### TASK DETAILS
Which lines in the entries below contain the string "label"? Show each of them in full.

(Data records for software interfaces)
=== Section Start ===

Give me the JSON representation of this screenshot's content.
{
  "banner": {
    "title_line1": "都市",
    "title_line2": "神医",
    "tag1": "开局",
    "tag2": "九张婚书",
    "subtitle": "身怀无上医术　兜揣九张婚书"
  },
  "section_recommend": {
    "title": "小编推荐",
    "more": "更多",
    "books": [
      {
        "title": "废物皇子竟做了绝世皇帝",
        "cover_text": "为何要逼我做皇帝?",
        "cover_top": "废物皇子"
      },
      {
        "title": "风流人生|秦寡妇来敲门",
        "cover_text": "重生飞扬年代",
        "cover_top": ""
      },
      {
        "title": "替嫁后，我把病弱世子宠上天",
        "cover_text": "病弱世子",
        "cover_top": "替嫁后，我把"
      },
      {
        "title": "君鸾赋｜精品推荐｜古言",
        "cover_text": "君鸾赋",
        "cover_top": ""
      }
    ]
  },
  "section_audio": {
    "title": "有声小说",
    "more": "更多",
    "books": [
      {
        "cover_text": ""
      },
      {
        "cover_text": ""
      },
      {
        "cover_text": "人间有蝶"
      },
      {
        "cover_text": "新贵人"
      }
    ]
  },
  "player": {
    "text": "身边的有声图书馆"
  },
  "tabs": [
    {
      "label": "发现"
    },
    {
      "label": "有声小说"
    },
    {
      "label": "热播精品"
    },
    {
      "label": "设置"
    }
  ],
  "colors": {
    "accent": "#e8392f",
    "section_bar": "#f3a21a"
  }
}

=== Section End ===

### ANSWER TO THE PROBLEM
      "label": "发现"
      "label": "有声小说"
      "label": "热播精品"
      "label": "设置"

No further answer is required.